▶ **WORK TASK**
Please state the number of lines in the entries below where the word "this" appears. Include nothing else.

▶ **LISTED RECORDS**
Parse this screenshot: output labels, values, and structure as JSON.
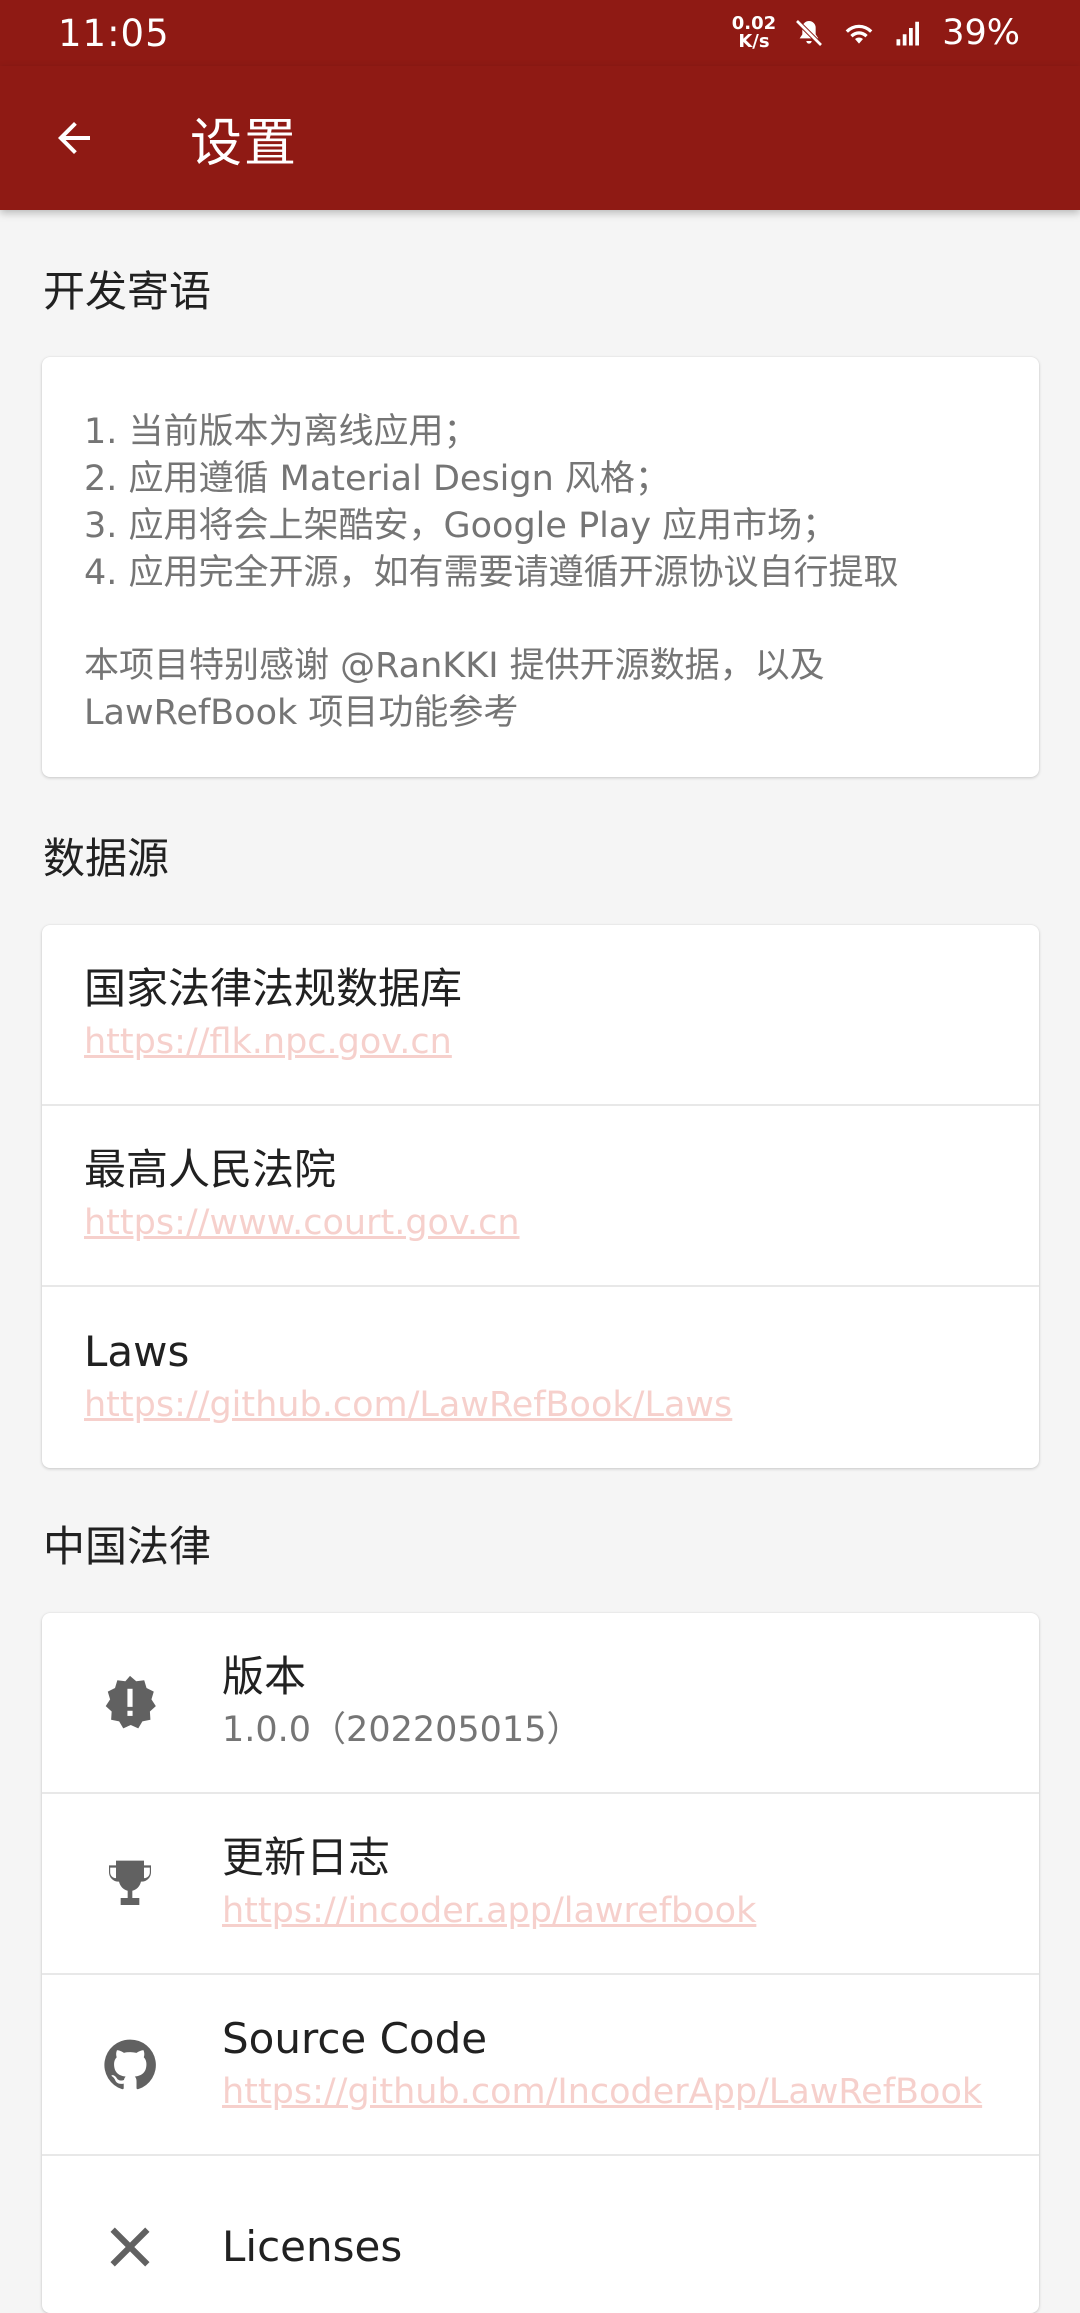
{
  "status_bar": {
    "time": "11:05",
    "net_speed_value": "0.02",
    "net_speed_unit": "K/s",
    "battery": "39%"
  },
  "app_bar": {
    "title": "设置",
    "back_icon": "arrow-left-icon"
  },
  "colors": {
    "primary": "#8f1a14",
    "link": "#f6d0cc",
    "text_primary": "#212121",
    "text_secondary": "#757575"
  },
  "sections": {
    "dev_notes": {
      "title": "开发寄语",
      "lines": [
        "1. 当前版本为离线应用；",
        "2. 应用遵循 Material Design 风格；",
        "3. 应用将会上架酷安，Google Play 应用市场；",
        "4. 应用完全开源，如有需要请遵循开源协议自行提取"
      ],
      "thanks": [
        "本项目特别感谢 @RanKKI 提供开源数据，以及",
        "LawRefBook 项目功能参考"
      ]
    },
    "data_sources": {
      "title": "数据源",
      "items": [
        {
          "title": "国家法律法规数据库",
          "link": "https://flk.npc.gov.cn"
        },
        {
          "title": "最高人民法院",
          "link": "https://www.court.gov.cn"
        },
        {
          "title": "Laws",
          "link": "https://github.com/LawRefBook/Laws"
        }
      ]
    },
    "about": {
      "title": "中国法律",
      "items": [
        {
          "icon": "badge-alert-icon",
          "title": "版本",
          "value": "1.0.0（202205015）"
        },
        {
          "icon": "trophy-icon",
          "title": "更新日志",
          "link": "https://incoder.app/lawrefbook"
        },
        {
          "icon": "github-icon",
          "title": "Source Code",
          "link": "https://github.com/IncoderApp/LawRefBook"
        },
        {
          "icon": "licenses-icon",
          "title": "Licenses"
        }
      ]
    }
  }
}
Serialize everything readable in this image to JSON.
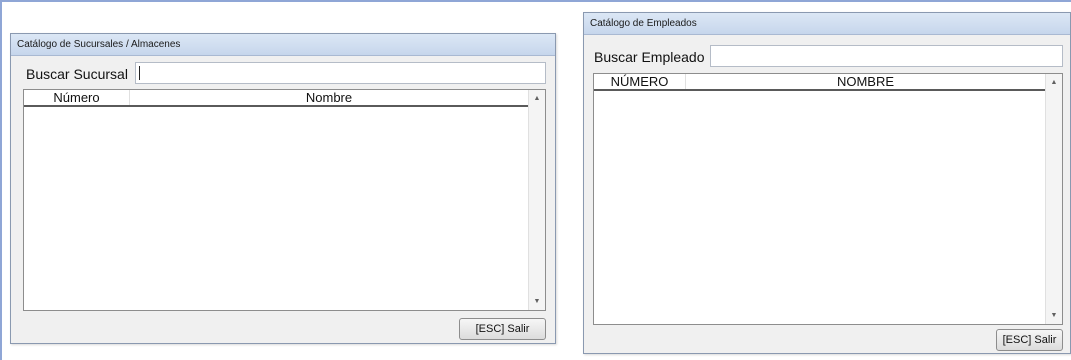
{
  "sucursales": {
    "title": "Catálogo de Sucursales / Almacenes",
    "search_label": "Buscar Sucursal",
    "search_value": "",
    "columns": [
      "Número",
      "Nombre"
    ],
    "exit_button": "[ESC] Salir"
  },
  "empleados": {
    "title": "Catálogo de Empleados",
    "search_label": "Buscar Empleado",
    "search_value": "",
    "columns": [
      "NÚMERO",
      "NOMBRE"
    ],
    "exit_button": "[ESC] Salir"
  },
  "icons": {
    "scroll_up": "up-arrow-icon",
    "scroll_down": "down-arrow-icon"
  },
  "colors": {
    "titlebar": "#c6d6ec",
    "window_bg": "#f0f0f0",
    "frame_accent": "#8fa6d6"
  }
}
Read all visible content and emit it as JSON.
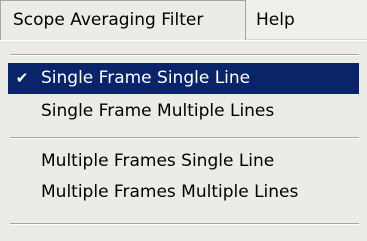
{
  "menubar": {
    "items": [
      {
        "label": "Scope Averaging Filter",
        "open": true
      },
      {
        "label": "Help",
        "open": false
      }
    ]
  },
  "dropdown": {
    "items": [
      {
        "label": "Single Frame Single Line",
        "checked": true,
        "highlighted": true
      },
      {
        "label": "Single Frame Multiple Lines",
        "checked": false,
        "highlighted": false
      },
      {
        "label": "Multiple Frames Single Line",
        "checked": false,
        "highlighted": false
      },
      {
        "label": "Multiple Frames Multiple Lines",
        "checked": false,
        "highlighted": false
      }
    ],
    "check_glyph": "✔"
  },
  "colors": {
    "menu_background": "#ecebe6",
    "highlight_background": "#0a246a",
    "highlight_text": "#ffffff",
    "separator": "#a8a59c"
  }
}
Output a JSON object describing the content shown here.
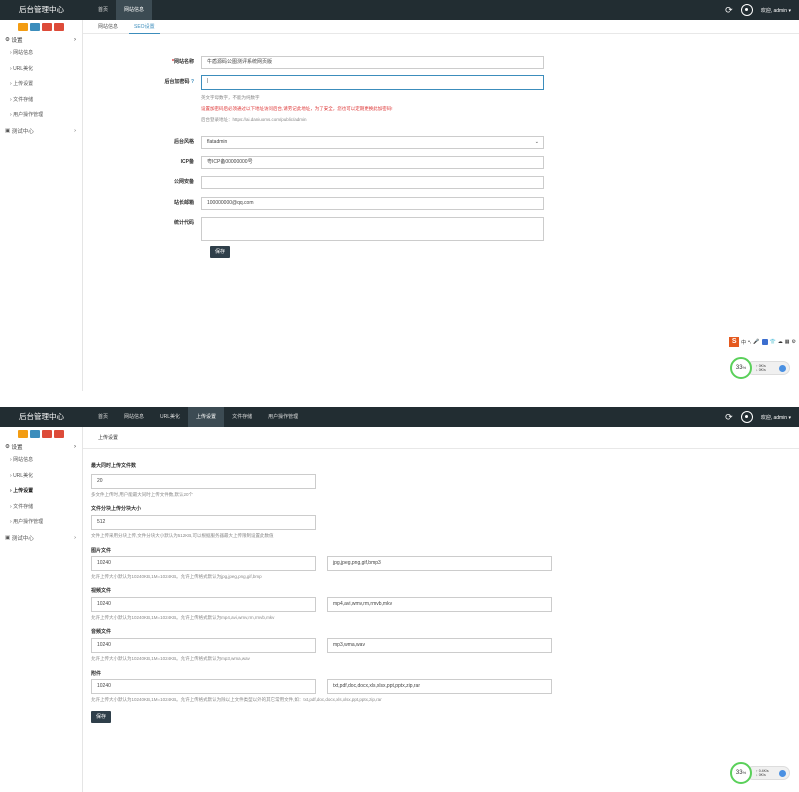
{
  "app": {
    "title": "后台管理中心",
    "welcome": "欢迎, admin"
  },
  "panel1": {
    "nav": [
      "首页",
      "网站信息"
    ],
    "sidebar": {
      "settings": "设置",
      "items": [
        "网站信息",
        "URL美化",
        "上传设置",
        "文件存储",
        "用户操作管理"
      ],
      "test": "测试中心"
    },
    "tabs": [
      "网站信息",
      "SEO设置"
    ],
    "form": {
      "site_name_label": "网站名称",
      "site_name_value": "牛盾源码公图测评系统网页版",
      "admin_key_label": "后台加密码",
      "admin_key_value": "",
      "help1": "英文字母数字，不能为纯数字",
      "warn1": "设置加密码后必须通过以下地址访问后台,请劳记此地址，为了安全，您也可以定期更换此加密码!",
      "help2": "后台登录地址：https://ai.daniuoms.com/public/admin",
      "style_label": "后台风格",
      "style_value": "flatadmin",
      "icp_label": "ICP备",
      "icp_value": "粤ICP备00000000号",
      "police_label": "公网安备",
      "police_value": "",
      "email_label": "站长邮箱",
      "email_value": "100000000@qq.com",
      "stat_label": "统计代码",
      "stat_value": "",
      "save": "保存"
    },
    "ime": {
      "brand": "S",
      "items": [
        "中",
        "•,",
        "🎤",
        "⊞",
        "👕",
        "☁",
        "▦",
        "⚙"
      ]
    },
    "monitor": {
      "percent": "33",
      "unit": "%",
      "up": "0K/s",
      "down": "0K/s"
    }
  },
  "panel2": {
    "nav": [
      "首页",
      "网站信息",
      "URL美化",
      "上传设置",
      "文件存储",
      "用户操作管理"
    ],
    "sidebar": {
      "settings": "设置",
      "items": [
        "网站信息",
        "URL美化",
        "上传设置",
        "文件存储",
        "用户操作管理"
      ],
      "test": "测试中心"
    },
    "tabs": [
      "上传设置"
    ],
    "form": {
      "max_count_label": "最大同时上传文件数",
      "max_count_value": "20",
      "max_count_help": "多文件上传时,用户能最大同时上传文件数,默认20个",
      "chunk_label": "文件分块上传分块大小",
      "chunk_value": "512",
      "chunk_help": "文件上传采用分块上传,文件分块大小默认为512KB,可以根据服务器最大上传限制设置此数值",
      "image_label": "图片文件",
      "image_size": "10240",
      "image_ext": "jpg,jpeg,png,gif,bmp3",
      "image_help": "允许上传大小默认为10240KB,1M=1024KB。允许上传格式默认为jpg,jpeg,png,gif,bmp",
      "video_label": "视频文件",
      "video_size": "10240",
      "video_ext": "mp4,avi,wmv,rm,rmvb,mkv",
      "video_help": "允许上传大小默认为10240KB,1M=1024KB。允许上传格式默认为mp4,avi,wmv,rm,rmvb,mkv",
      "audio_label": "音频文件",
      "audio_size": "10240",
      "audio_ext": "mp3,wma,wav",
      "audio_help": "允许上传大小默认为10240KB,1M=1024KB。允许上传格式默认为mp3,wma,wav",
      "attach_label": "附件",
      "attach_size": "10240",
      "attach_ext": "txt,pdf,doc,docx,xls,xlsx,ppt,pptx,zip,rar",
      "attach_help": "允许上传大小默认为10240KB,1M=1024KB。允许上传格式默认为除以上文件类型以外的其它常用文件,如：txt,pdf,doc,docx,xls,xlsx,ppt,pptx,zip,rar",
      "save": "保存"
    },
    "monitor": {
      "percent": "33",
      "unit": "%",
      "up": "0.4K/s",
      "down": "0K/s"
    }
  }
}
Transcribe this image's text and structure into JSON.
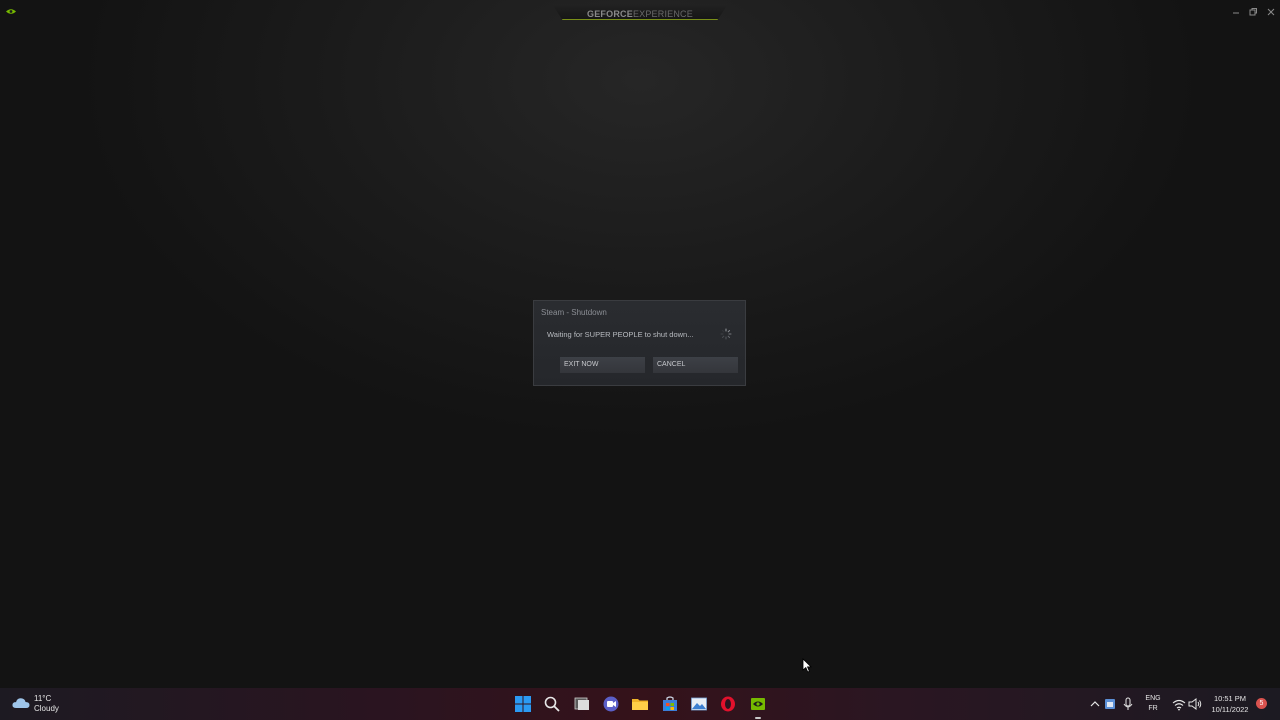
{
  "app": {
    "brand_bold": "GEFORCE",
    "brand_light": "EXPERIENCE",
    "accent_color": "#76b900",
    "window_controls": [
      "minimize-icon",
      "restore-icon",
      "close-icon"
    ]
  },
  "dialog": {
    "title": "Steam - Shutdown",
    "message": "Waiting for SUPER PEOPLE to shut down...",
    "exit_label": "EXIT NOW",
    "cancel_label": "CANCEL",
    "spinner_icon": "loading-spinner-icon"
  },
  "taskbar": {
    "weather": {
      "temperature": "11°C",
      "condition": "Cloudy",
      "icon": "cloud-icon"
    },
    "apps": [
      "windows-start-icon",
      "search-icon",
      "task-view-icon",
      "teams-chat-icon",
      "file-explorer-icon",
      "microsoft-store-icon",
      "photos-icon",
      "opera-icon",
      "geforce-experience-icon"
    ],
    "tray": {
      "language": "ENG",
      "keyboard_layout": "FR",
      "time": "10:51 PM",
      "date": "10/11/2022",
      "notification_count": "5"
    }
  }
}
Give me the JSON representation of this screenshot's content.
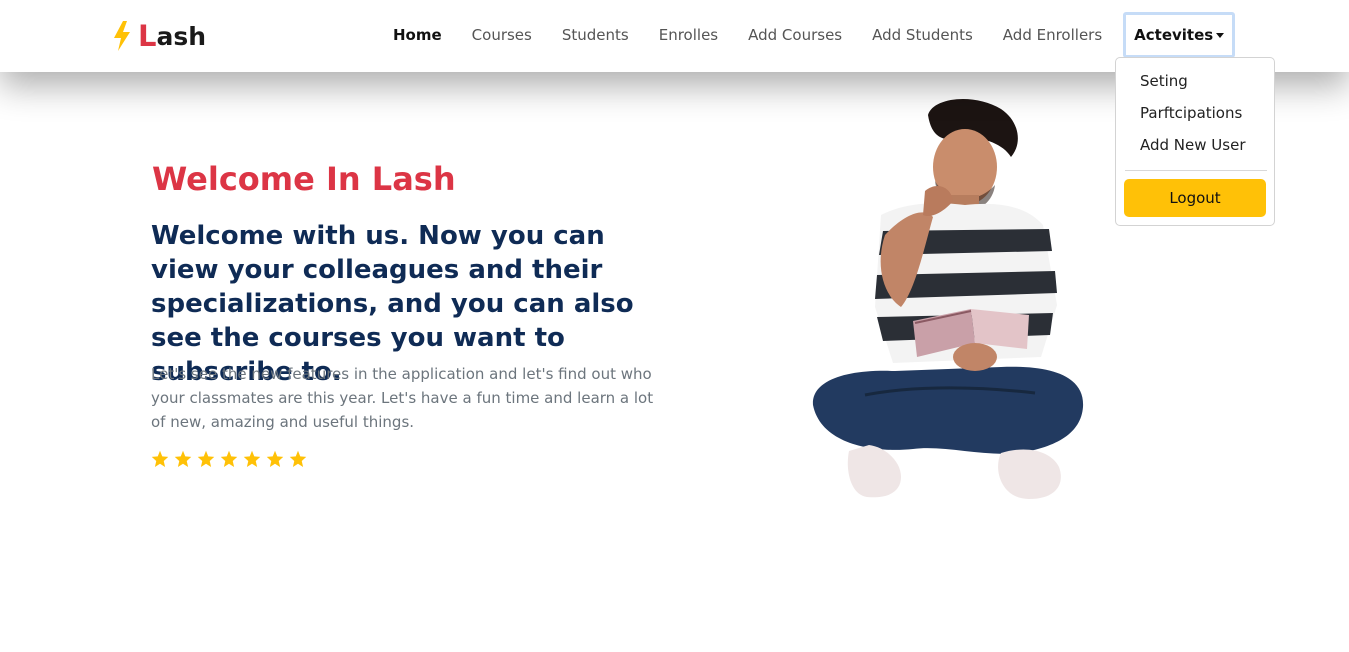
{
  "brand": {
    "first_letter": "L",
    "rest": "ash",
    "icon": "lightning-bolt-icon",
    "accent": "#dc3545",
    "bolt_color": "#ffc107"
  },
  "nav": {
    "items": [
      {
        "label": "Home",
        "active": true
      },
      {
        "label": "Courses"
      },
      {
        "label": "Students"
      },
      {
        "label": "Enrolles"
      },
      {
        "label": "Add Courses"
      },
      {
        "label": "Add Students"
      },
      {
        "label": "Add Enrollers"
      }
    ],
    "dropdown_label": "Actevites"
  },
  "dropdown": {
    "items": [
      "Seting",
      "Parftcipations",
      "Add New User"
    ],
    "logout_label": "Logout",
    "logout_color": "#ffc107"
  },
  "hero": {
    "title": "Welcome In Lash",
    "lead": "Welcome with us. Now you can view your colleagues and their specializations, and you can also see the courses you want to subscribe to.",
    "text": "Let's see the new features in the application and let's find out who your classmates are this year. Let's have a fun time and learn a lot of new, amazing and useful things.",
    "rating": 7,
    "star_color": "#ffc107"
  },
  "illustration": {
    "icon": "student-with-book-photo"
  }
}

▶ **YOUR RESPONSE**
5